Social psychology and sociology are two fields of study that examine human behavior and social interactions. While they have distinct focuses, there are several similarities between the two disciplines. In this article, we will explore these similarities and understand how social psychology and sociology complement each other.

1. The study of human behavior:
Both social psychology and sociology aim to understand human behavior in a social context.

They examine how individuals think, feel, and behave in relation to others. While social psychology focuses on the individual level, sociology looks at broader social structures and patterns.

2. The influence of social factors:
Both disciplines recognize the significant impact of social factors on individuals and society as a whole.

Social psychologists study how people’s thoughts, emotions, and behaviors are influenced by their interactions with others. Similarly, sociologists analyze how societal norms, institutions, and cultural values shape individuals’ actions.
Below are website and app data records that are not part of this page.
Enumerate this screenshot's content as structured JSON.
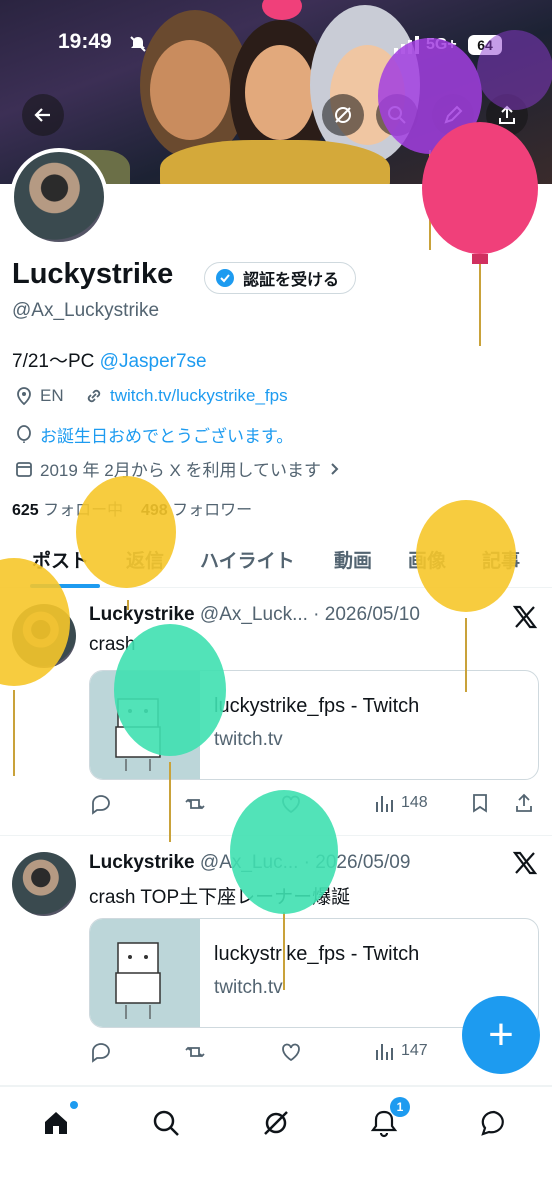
{
  "status_bar": {
    "time": "19:49",
    "network": "5G+",
    "battery": "64"
  },
  "profile": {
    "name": "Luckystrike",
    "verify_label": "認証を受ける",
    "handle": "@Ax_Luckystrike",
    "bio_text": "7/21〜PC ",
    "bio_mention": "@Jasper7se",
    "location": "EN",
    "website": "twitch.tv/luckystrike_fps",
    "birthday": "お誕生日おめでとうございます。",
    "joined": "2019 年 2月から X を利用しています",
    "following_count": "625",
    "following_label": "フォロー中",
    "followers_count": "498",
    "followers_label": "フォロワー"
  },
  "tabs": [
    "ポスト",
    "返信",
    "ハイライト",
    "動画",
    "画像",
    "記事"
  ],
  "posts": [
    {
      "author": "Luckystrike",
      "handle_date": "@Ax_Luck... · 2026/05/10",
      "text": "crash",
      "card_title": "luckystrike_fps - Twitch",
      "card_domain": "twitch.tv",
      "views": "148"
    },
    {
      "author": "Luckystrike",
      "handle_date": "@Ax_Luc... · 2026/05/09",
      "text": "crash TOP土下座レーナー爆誕",
      "card_title": "luckystrike_fps - Twitch",
      "card_domain": "twitch.tv",
      "views": "147"
    }
  ],
  "fab_label": "+",
  "notifications_badge": "1",
  "colors": {
    "accent": "#1d9bf0",
    "text": "#0f1419",
    "muted": "#536471"
  }
}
3. Research methods:
Social psychology and sociology employ similar research methods to investigate their respective areas of interest. Both disciplines use surveys, experiments, observations, interviews, and statistical analysis to gather data and draw conclusions about human behavior in a social context.
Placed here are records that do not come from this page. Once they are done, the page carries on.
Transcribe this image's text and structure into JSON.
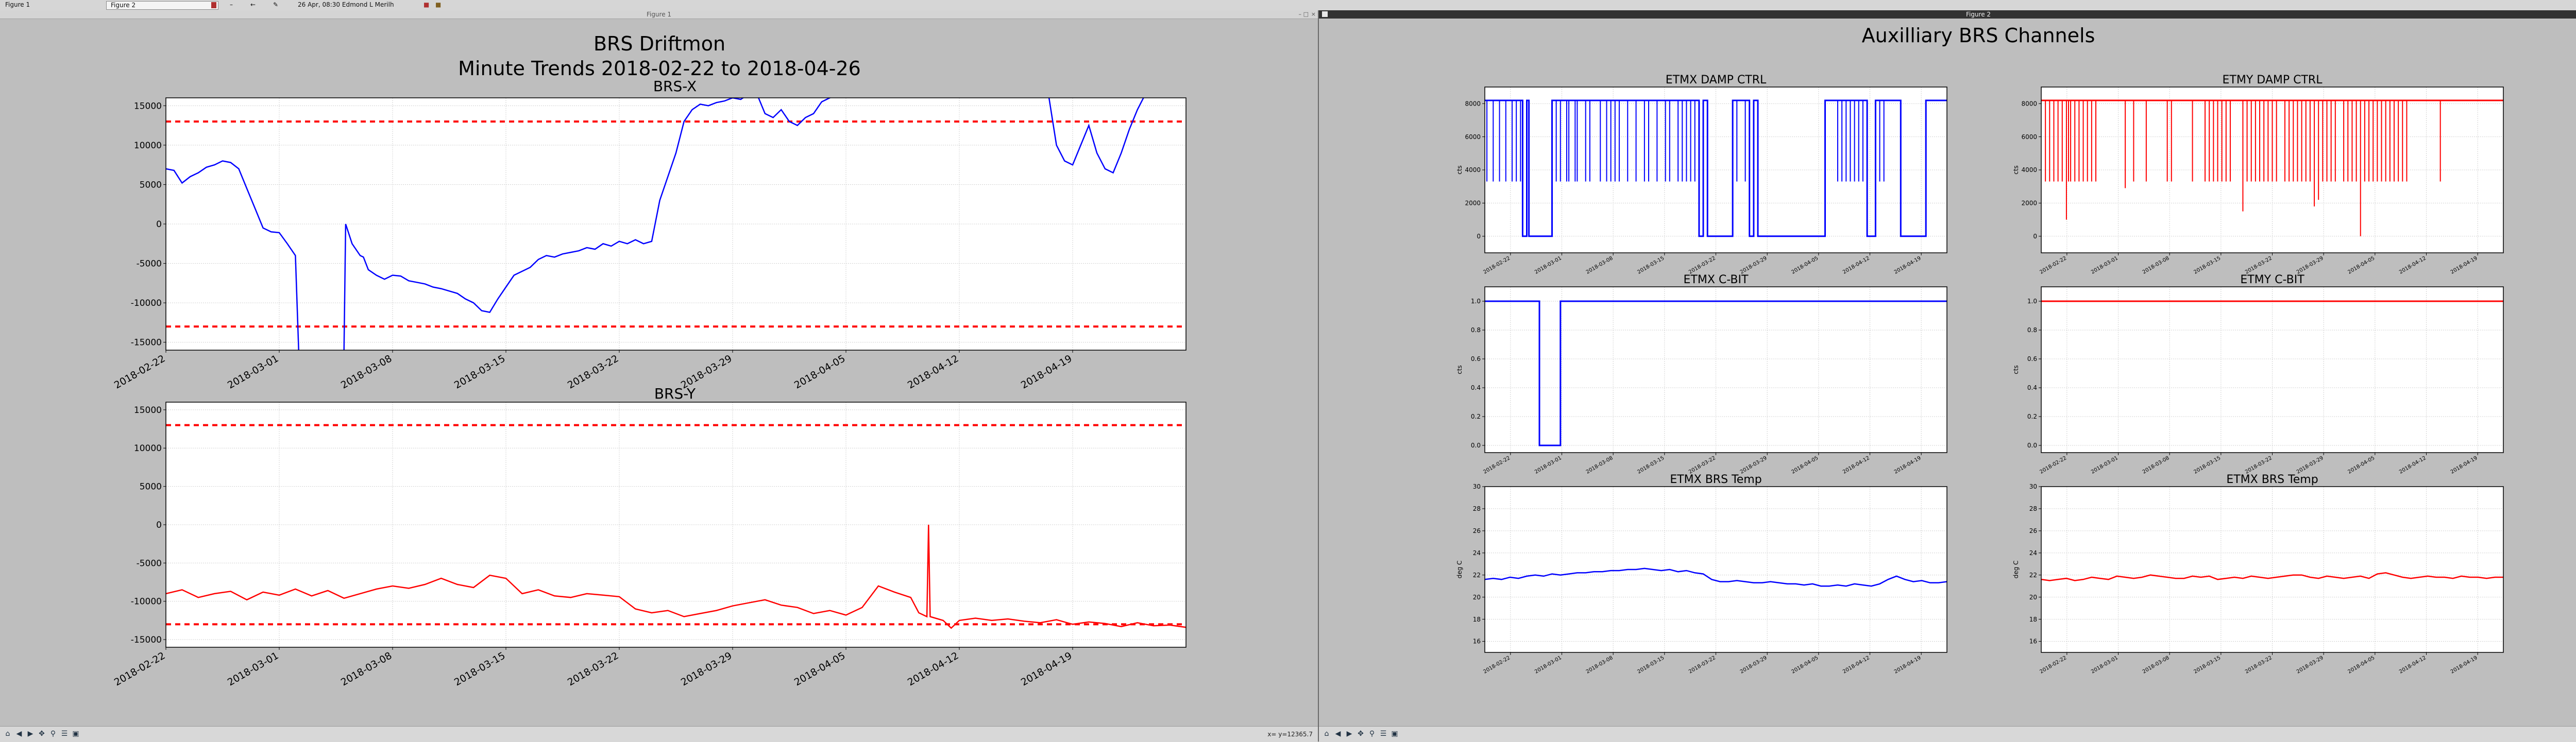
{
  "taskbar": {
    "window1_label": "Figure 1",
    "window2_label": "Figure 2",
    "clock_user": "26 Apr, 08:30  Edmond L Merilh"
  },
  "window1": {
    "title": "Figure 1",
    "suptitle_line1": "BRS Driftmon",
    "suptitle_line2": "Minute Trends 2018-02-22  to 2018-04-26",
    "coords_readout": "x=  y=12365.7"
  },
  "window2": {
    "title": "Figure 2",
    "suptitle": "Auxilliary BRS Channels"
  },
  "colors": {
    "blue": "#0000ff",
    "red": "#ff0000",
    "threshold": "#ff0000",
    "grid": "#d0d0d0"
  },
  "chart_data": [
    {
      "type": "line",
      "title": "BRS-X",
      "color": "#0000ff",
      "xlabel": "",
      "ylabel": "",
      "xlim": [
        0,
        63
      ],
      "ylim": [
        -16000,
        16000
      ],
      "xticks": [
        0,
        7,
        14,
        21,
        28,
        35,
        42,
        49,
        56
      ],
      "xticklabels": [
        "2018-02-22",
        "2018-03-01",
        "2018-03-08",
        "2018-03-15",
        "2018-03-22",
        "2018-03-29",
        "2018-04-05",
        "2018-04-12",
        "2018-04-19"
      ],
      "yticks": [
        -15000,
        -10000,
        -5000,
        0,
        5000,
        10000,
        15000
      ],
      "thresholds": [
        13000,
        -13000
      ],
      "segments": [
        [
          [
            0,
            7000
          ],
          [
            0.5,
            6800
          ],
          [
            1,
            5200
          ],
          [
            1.5,
            6000
          ],
          [
            2,
            6500
          ],
          [
            2.5,
            7200
          ],
          [
            3,
            7500
          ],
          [
            3.5,
            8000
          ],
          [
            4,
            7800
          ],
          [
            4.5,
            7000
          ],
          [
            5,
            4500
          ],
          [
            5.5,
            2000
          ],
          [
            6,
            -500
          ],
          [
            6.5,
            -1000
          ],
          [
            7,
            -1100
          ],
          [
            7.5,
            -2500
          ],
          [
            8,
            -4000
          ],
          [
            8.2,
            -16000
          ]
        ],
        [
          [
            11,
            -16000
          ],
          [
            11.1,
            0
          ],
          [
            11.5,
            -2500
          ],
          [
            12,
            -4000
          ],
          [
            12.2,
            -4200
          ],
          [
            12.5,
            -5800
          ],
          [
            13,
            -6500
          ],
          [
            13.5,
            -7000
          ],
          [
            14,
            -6500
          ],
          [
            14.5,
            -6600
          ],
          [
            15,
            -7200
          ],
          [
            15.5,
            -7400
          ],
          [
            16,
            -7600
          ],
          [
            16.5,
            -8000
          ],
          [
            17,
            -8200
          ],
          [
            17.5,
            -8500
          ],
          [
            18,
            -8800
          ],
          [
            18.5,
            -9500
          ],
          [
            19,
            -10000
          ],
          [
            19.5,
            -11000
          ],
          [
            20,
            -11200
          ],
          [
            20.5,
            -9500
          ],
          [
            21,
            -8000
          ],
          [
            21.5,
            -6500
          ],
          [
            22,
            -6000
          ],
          [
            22.5,
            -5500
          ],
          [
            23,
            -4500
          ],
          [
            23.5,
            -4000
          ],
          [
            24,
            -4200
          ],
          [
            24.5,
            -3800
          ],
          [
            25,
            -3600
          ],
          [
            25.5,
            -3400
          ],
          [
            26,
            -3000
          ],
          [
            26.5,
            -3200
          ],
          [
            27,
            -2500
          ],
          [
            27.5,
            -2800
          ],
          [
            28,
            -2200
          ],
          [
            28.5,
            -2500
          ],
          [
            29,
            -2000
          ],
          [
            29.5,
            -2500
          ],
          [
            30,
            -2200
          ],
          [
            30.5,
            3000
          ],
          [
            31,
            6000
          ],
          [
            31.5,
            9000
          ],
          [
            32,
            13000
          ],
          [
            32.5,
            14500
          ],
          [
            33,
            15200
          ],
          [
            33.5,
            15000
          ],
          [
            34,
            15400
          ],
          [
            34.5,
            15600
          ],
          [
            35,
            16000
          ],
          [
            35.5,
            15800
          ],
          [
            36,
            16500
          ]
        ],
        [
          [
            36.5,
            16500
          ],
          [
            37,
            14000
          ],
          [
            37.5,
            13500
          ],
          [
            38,
            14500
          ],
          [
            38.5,
            13000
          ],
          [
            39,
            12500
          ],
          [
            39.5,
            13500
          ],
          [
            40,
            14000
          ],
          [
            40.5,
            15500
          ],
          [
            41,
            16000
          ],
          [
            41.5,
            16500
          ]
        ],
        [
          [
            54.5,
            16500
          ],
          [
            55,
            10000
          ],
          [
            55.5,
            8000
          ],
          [
            56,
            7500
          ],
          [
            56.5,
            10000
          ],
          [
            57,
            12500
          ],
          [
            57.5,
            9000
          ],
          [
            58,
            7000
          ],
          [
            58.5,
            6500
          ],
          [
            59,
            9000
          ],
          [
            59.5,
            12000
          ],
          [
            60,
            14500
          ],
          [
            60.5,
            16500
          ]
        ]
      ]
    },
    {
      "type": "line",
      "title": "BRS-Y",
      "color": "#ff0000",
      "xlabel": "",
      "ylabel": "",
      "xlim": [
        0,
        63
      ],
      "ylim": [
        -16000,
        16000
      ],
      "xticks": [
        0,
        7,
        14,
        21,
        28,
        35,
        42,
        49,
        56
      ],
      "xticklabels": [
        "2018-02-22",
        "2018-03-01",
        "2018-03-08",
        "2018-03-15",
        "2018-03-22",
        "2018-03-29",
        "2018-04-05",
        "2018-04-12",
        "2018-04-19"
      ],
      "yticks": [
        -15000,
        -10000,
        -5000,
        0,
        5000,
        10000,
        15000
      ],
      "thresholds": [
        13000,
        -13000
      ],
      "segments": [
        [
          [
            0,
            -9000
          ],
          [
            1,
            -8500
          ],
          [
            2,
            -9500
          ],
          [
            3,
            -9000
          ],
          [
            4,
            -8700
          ],
          [
            5,
            -9800
          ],
          [
            6,
            -8800
          ],
          [
            7,
            -9200
          ],
          [
            8,
            -8400
          ],
          [
            9,
            -9300
          ],
          [
            10,
            -8600
          ],
          [
            11,
            -9600
          ],
          [
            12,
            -9000
          ],
          [
            13,
            -8400
          ],
          [
            14,
            -8000
          ],
          [
            15,
            -8300
          ],
          [
            16,
            -7800
          ],
          [
            17,
            -7000
          ],
          [
            18,
            -7800
          ],
          [
            19,
            -8200
          ],
          [
            20,
            -6600
          ],
          [
            21,
            -7000
          ],
          [
            21.5,
            -8000
          ],
          [
            22,
            -9000
          ],
          [
            23,
            -8500
          ],
          [
            24,
            -9300
          ],
          [
            25,
            -9500
          ],
          [
            26,
            -9000
          ],
          [
            27,
            -9200
          ],
          [
            28,
            -9400
          ],
          [
            29,
            -11000
          ],
          [
            30,
            -11500
          ],
          [
            31,
            -11200
          ],
          [
            32,
            -12000
          ],
          [
            33,
            -11600
          ],
          [
            34,
            -11200
          ],
          [
            35,
            -10600
          ],
          [
            36,
            -10200
          ],
          [
            37,
            -9800
          ],
          [
            38,
            -10500
          ],
          [
            39,
            -10800
          ],
          [
            40,
            -11600
          ],
          [
            41,
            -11200
          ],
          [
            42,
            -11800
          ],
          [
            43,
            -10800
          ],
          [
            44,
            -8000
          ],
          [
            45,
            -8800
          ],
          [
            46,
            -9500
          ],
          [
            46.5,
            -11500
          ],
          [
            47,
            -12000
          ],
          [
            47.1,
            0
          ],
          [
            47.2,
            -12000
          ],
          [
            48,
            -12500
          ],
          [
            48.5,
            -13500
          ],
          [
            49,
            -12500
          ],
          [
            50,
            -12200
          ],
          [
            51,
            -12500
          ],
          [
            52,
            -12300
          ],
          [
            53,
            -12600
          ],
          [
            54,
            -12800
          ],
          [
            55,
            -12400
          ],
          [
            56,
            -13000
          ],
          [
            57,
            -12700
          ],
          [
            58,
            -12900
          ],
          [
            59,
            -13300
          ],
          [
            60,
            -12800
          ],
          [
            61,
            -13200
          ],
          [
            62,
            -13100
          ],
          [
            63,
            -13400
          ]
        ]
      ]
    },
    {
      "type": "line",
      "title": "ETMX DAMP CTRL",
      "color": "#0000ff",
      "xlabel": "",
      "ylabel": "cts",
      "ylim": [
        -1000,
        9000
      ],
      "yticks": [
        0,
        2000,
        4000,
        6000,
        8000
      ],
      "xticklabels": [
        "2018-02-22",
        "2018-03-01",
        "2018-03-08",
        "2018-03-15",
        "2018-03-22",
        "2018-03-29",
        "2018-04-05",
        "2018-04-12",
        "2018-04-19"
      ],
      "kind": "digital",
      "on_value": 8192,
      "off_value": 0,
      "dip_value": 3300,
      "off_intervals": [
        [
          9,
          10
        ],
        [
          10.5,
          16
        ],
        [
          51,
          52
        ],
        [
          53,
          59
        ],
        [
          63,
          64
        ],
        [
          65,
          81
        ],
        [
          91,
          93
        ],
        [
          99,
          105
        ]
      ],
      "dips": [
        0.5,
        2,
        3.5,
        5,
        6.5,
        7.5,
        8.5,
        17,
        18,
        19.5,
        20,
        21.5,
        22,
        24,
        25,
        27.5,
        29,
        30,
        31,
        32,
        34,
        36,
        38,
        39,
        41,
        43,
        44,
        46,
        47,
        48,
        49,
        50,
        60,
        62,
        84,
        85,
        86,
        87,
        88,
        89,
        90,
        94,
        95
      ]
    },
    {
      "type": "line",
      "title": "ETMY DAMP CTRL",
      "color": "#ff0000",
      "xlabel": "",
      "ylabel": "cts",
      "ylim": [
        -1000,
        9000
      ],
      "yticks": [
        0,
        2000,
        4000,
        6000,
        8000
      ],
      "xticklabels": [
        "2018-02-22",
        "2018-03-01",
        "2018-03-08",
        "2018-03-15",
        "2018-03-22",
        "2018-03-29",
        "2018-04-05",
        "2018-04-12",
        "2018-04-19"
      ],
      "kind": "digital",
      "on_value": 8192,
      "off_value": 0,
      "dip_value": 3300,
      "off_intervals": [],
      "dips": [
        1,
        2,
        3,
        4,
        5,
        6,
        6.5,
        7,
        8,
        9,
        10,
        11,
        12,
        13,
        20,
        22,
        25,
        30,
        31,
        36,
        39,
        40,
        41,
        42,
        43,
        44,
        45,
        49,
        50,
        51,
        52,
        53,
        54,
        55,
        56,
        58,
        59,
        60,
        61,
        62,
        63,
        64,
        65,
        66,
        67,
        68,
        69,
        70,
        72,
        73,
        74,
        75,
        76,
        77,
        78,
        79,
        80,
        81,
        82,
        83,
        84,
        85,
        86,
        87,
        95
      ],
      "deep_dips": [
        [
          6,
          1000
        ],
        [
          20,
          2900
        ],
        [
          48,
          1500
        ],
        [
          65,
          1800
        ],
        [
          66,
          2200
        ],
        [
          76,
          0
        ]
      ]
    },
    {
      "type": "line",
      "title": "ETMX C-BIT",
      "color": "#0000ff",
      "xlabel": "",
      "ylabel": "cts",
      "ylim": [
        -0.05,
        1.1
      ],
      "yticks": [
        0.0,
        0.2,
        0.4,
        0.6,
        0.8,
        1.0
      ],
      "xticklabels": [
        "2018-02-22",
        "2018-03-01",
        "2018-03-08",
        "2018-03-15",
        "2018-03-22",
        "2018-03-29",
        "2018-04-05",
        "2018-04-12",
        "2018-04-19"
      ],
      "kind": "step",
      "low_interval": [
        13,
        18
      ]
    },
    {
      "type": "line",
      "title": "ETMY C-BIT",
      "color": "#ff0000",
      "xlabel": "",
      "ylabel": "cts",
      "ylim": [
        -0.05,
        1.1
      ],
      "yticks": [
        0.0,
        0.2,
        0.4,
        0.6,
        0.8,
        1.0
      ],
      "xticklabels": [
        "2018-02-22",
        "2018-03-01",
        "2018-03-08",
        "2018-03-15",
        "2018-03-22",
        "2018-03-29",
        "2018-04-05",
        "2018-04-12",
        "2018-04-19"
      ],
      "kind": "step",
      "low_interval": null
    },
    {
      "type": "line",
      "title": "ETMX BRS Temp",
      "color": "#0000ff",
      "xlabel": "",
      "ylabel": "deg C",
      "ylim": [
        15,
        30
      ],
      "yticks": [
        16,
        18,
        20,
        22,
        24,
        26,
        28,
        30
      ],
      "xticklabels": [
        "2018-02-22",
        "2018-03-01",
        "2018-03-08",
        "2018-03-15",
        "2018-03-22",
        "2018-03-29",
        "2018-04-05",
        "2018-04-12",
        "2018-04-19"
      ],
      "kind": "series",
      "values": [
        21.6,
        21.7,
        21.6,
        21.8,
        21.7,
        21.9,
        22.0,
        21.9,
        22.1,
        22.0,
        22.1,
        22.2,
        22.2,
        22.3,
        22.3,
        22.4,
        22.4,
        22.5,
        22.5,
        22.6,
        22.5,
        22.4,
        22.5,
        22.3,
        22.4,
        22.2,
        22.1,
        21.6,
        21.4,
        21.4,
        21.5,
        21.4,
        21.3,
        21.3,
        21.4,
        21.3,
        21.2,
        21.2,
        21.1,
        21.2,
        21.0,
        21.0,
        21.1,
        21.0,
        21.2,
        21.1,
        21.0,
        21.2,
        21.6,
        21.9,
        21.6,
        21.4,
        21.5,
        21.3,
        21.3,
        21.4
      ]
    },
    {
      "type": "line",
      "title": "ETMX BRS Temp",
      "color": "#ff0000",
      "xlabel": "",
      "ylabel": "deg C",
      "ylim": [
        15,
        30
      ],
      "yticks": [
        16,
        18,
        20,
        22,
        24,
        26,
        28,
        30
      ],
      "xticklabels": [
        "2018-02-22",
        "2018-03-01",
        "2018-03-08",
        "2018-03-15",
        "2018-03-22",
        "2018-03-29",
        "2018-04-05",
        "2018-04-12",
        "2018-04-19"
      ],
      "kind": "series",
      "values": [
        21.6,
        21.5,
        21.6,
        21.7,
        21.5,
        21.6,
        21.8,
        21.7,
        21.6,
        21.9,
        21.8,
        21.7,
        21.8,
        22.0,
        21.9,
        21.8,
        21.7,
        21.7,
        21.9,
        21.8,
        21.9,
        21.6,
        21.7,
        21.8,
        21.7,
        21.9,
        21.8,
        21.7,
        21.8,
        21.9,
        22.0,
        22.0,
        21.8,
        21.7,
        21.9,
        21.8,
        21.7,
        21.8,
        21.9,
        21.7,
        22.1,
        22.2,
        22.0,
        21.8,
        21.7,
        21.8,
        21.9,
        21.8,
        21.8,
        21.7,
        21.9,
        21.8,
        21.8,
        21.7,
        21.8,
        21.8
      ]
    }
  ]
}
4. Focus on group dynamics:
Both fields emphasize the importance of studying group dynamics.

Social psychologists examine how individuals behave in groups, how leadership emerges, and how conformity or obedience affects group behavior. Sociologists analyze larger groups such as communities or organizations to understand their structure, communication patterns, and power dynamics.


Let’s explore some examples that illustrate the similarities between these two fields:


In conclusion, social psychology and sociology share several similarities in their focus on understanding human behavior in a social context. Both disciplines recognize the influence of social factors, employ similar research methods, and study group dynamics. By studying the similarities between these two fields, we gain a more comprehensive understanding of human behavior and social interactions.